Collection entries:
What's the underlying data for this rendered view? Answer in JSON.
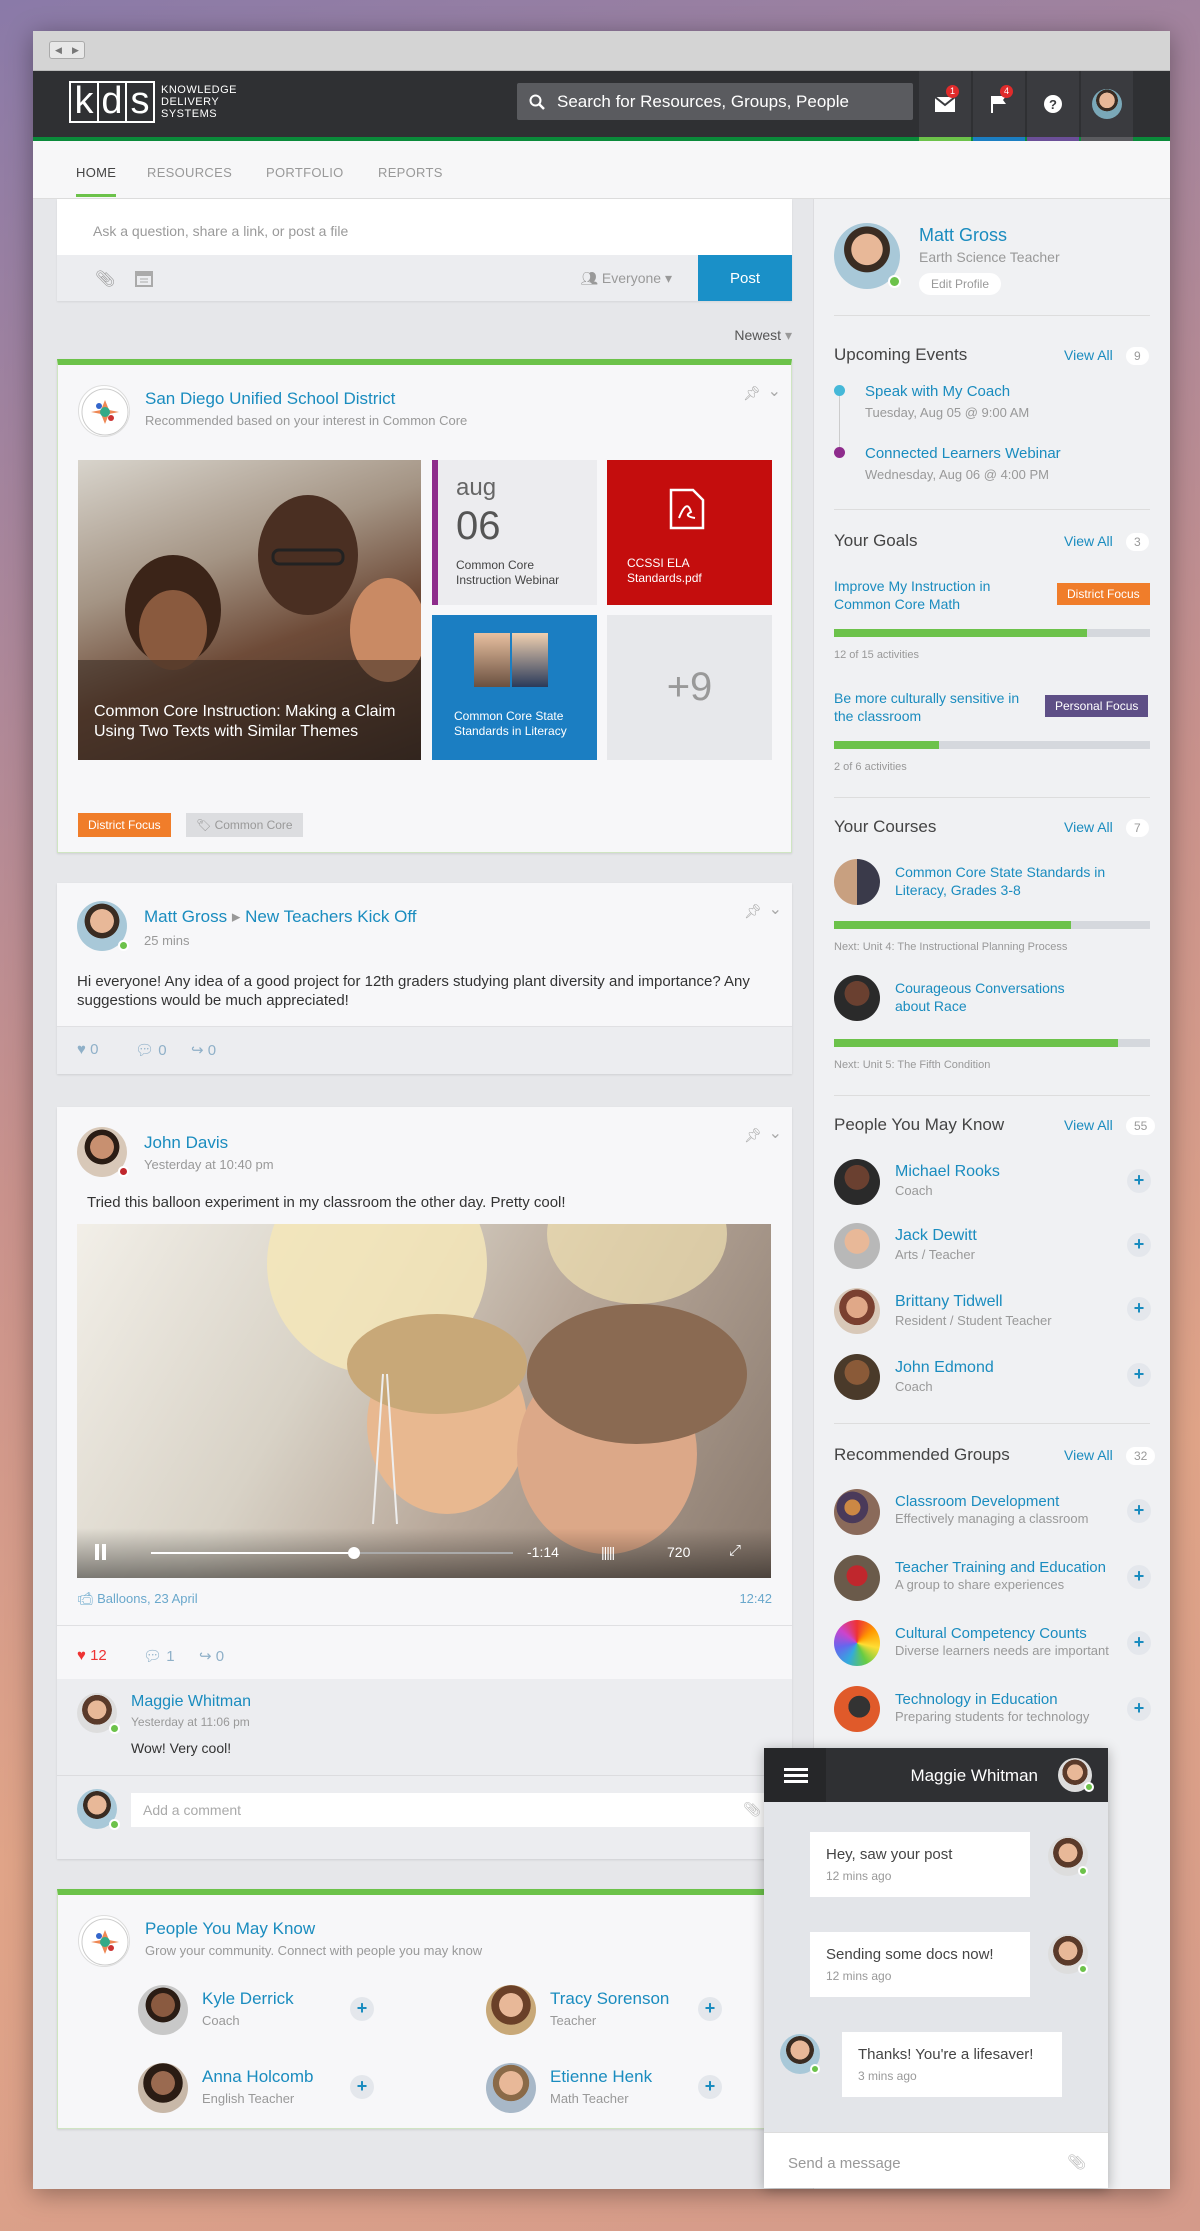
{
  "chrome": {
    "back": "◀",
    "fwd": "▶"
  },
  "brand": {
    "letters": [
      "k",
      "d",
      "s"
    ],
    "line1": "KNOWLEDGE",
    "line2": "DELIVERY",
    "line3": "SYSTEMS"
  },
  "search": {
    "placeholder": "Search for Resources, Groups, People"
  },
  "topbar": {
    "mail_badge": "1",
    "flag_badge": "4"
  },
  "tabs": [
    "HOME",
    "RESOURCES",
    "PORTFOLIO",
    "REPORTS"
  ],
  "composer": {
    "placeholder": "Ask a question, share a link, or post a file",
    "audience": "Everyone",
    "post": "Post"
  },
  "feed": {
    "sort": "Newest"
  },
  "post1": {
    "author": "San Diego Unified School District",
    "sub": "Recommended based on your interest in Common Core",
    "tile_main": "Common Core Instruction: Making a Claim Using Two Texts with Similar Themes",
    "tile_date_month": "aug",
    "tile_date_day": "06",
    "tile_date_label": "Common Core Instruction Webinar",
    "tile_pdf": "CCSSI ELA Standards.pdf",
    "tile_course": "Common Core State Standards in Literacy",
    "tile_more": "+9",
    "tag1": "District Focus",
    "tag2": "Common Core"
  },
  "post2": {
    "author": "Matt Gross",
    "arrow": "▸",
    "group": "New Teachers Kick Off",
    "time": "25 mins",
    "body": "Hi everyone! Any idea of a good project for 12th graders studying plant diversity and importance? Any suggestions would be much appreciated!",
    "likes": "0",
    "comments": "0",
    "shares": "0"
  },
  "post3": {
    "author": "John Davis",
    "time": "Yesterday at 10:40 pm",
    "body": "Tried this balloon experiment in my classroom the other day. Pretty cool!",
    "video_remaining": "-1:14",
    "video_quality": "720",
    "video_progress": 0.56,
    "caption": "Balloons, 23 April",
    "duration": "12:42",
    "likes": "12",
    "comments": "1",
    "shares": "0",
    "comment_author": "Maggie Whitman",
    "comment_time": "Yesterday at 11:06 pm",
    "comment_body": "Wow! Very cool!",
    "add_comment": "Add a comment"
  },
  "post4": {
    "title": "People You May Know",
    "sub": "Grow your community. Connect with people you may know",
    "people": [
      {
        "name": "Kyle Derrick",
        "role": "Coach"
      },
      {
        "name": "Tracy Sorenson",
        "role": "Teacher"
      },
      {
        "name": "Anna Holcomb",
        "role": "English Teacher"
      },
      {
        "name": "Etienne Henk",
        "role": "Math Teacher"
      }
    ]
  },
  "profile": {
    "name": "Matt Gross",
    "role": "Earth Science Teacher",
    "edit": "Edit Profile"
  },
  "events": {
    "title": "Upcoming Events",
    "viewall": "View All",
    "count": "9",
    "items": [
      {
        "title": "Speak with My Coach",
        "when": "Tuesday, Aug 05 @ 9:00 AM"
      },
      {
        "title": "Connected Learners Webinar",
        "when": "Wednesday, Aug 06 @ 4:00 PM"
      }
    ]
  },
  "goals": {
    "title": "Your Goals",
    "viewall": "View All",
    "count": "3",
    "items": [
      {
        "title": "Improve My Instruction in Common Core Math",
        "tag": "District Focus",
        "progress": 0.8,
        "status": "12 of 15 activities"
      },
      {
        "title": "Be more culturally sensitive in the classroom",
        "tag": "Personal Focus",
        "progress": 0.333,
        "status": "2 of 6 activities"
      }
    ]
  },
  "courses": {
    "title": "Your Courses",
    "viewall": "View All",
    "count": "7",
    "items": [
      {
        "title": "Common Core State Standards in Literacy, Grades 3-8",
        "progress": 0.75,
        "next": "Next: Unit 4: The Instructional Planning Process"
      },
      {
        "title": "Courageous Conversations about Race",
        "progress": 0.9,
        "next": "Next: Unit 5: The Fifth Condition"
      }
    ]
  },
  "people": {
    "title": "People You May Know",
    "viewall": "View All",
    "count": "55",
    "items": [
      {
        "name": "Michael Rooks",
        "role": "Coach"
      },
      {
        "name": "Jack Dewitt",
        "role": "Arts / Teacher"
      },
      {
        "name": "Brittany Tidwell",
        "role": "Resident / Student Teacher"
      },
      {
        "name": "John Edmond",
        "role": "Coach"
      }
    ]
  },
  "groups": {
    "title": "Recommended Groups",
    "viewall": "View All",
    "count": "32",
    "items": [
      {
        "name": "Classroom Development",
        "desc": "Effectively managing a classroom"
      },
      {
        "name": "Teacher Training and Education",
        "desc": "A group to share experiences"
      },
      {
        "name": "Cultural Competency Counts",
        "desc": "Diverse learners needs are important"
      },
      {
        "name": "Technology in Education",
        "desc": "Preparing students for technology"
      }
    ]
  },
  "chat": {
    "name": "Maggie Whitman",
    "messages": [
      {
        "text": "Hey, saw your post",
        "time": "12 mins ago"
      },
      {
        "text": "Sending some docs now!",
        "time": "12 mins ago"
      },
      {
        "text": "Thanks! You're a lifesaver!",
        "time": "3 mins ago"
      }
    ],
    "placeholder": "Send a message"
  },
  "colors": {
    "accent": "#1a8cbf",
    "green": "#6cc24a",
    "topbar": "#2f3033",
    "district": "#f07d2a",
    "personal": "#5e4f86",
    "pdf": "#c40d0d",
    "course": "#1b7ec2"
  }
}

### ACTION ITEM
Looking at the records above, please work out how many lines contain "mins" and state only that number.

### PROBLEM SOLUTION
4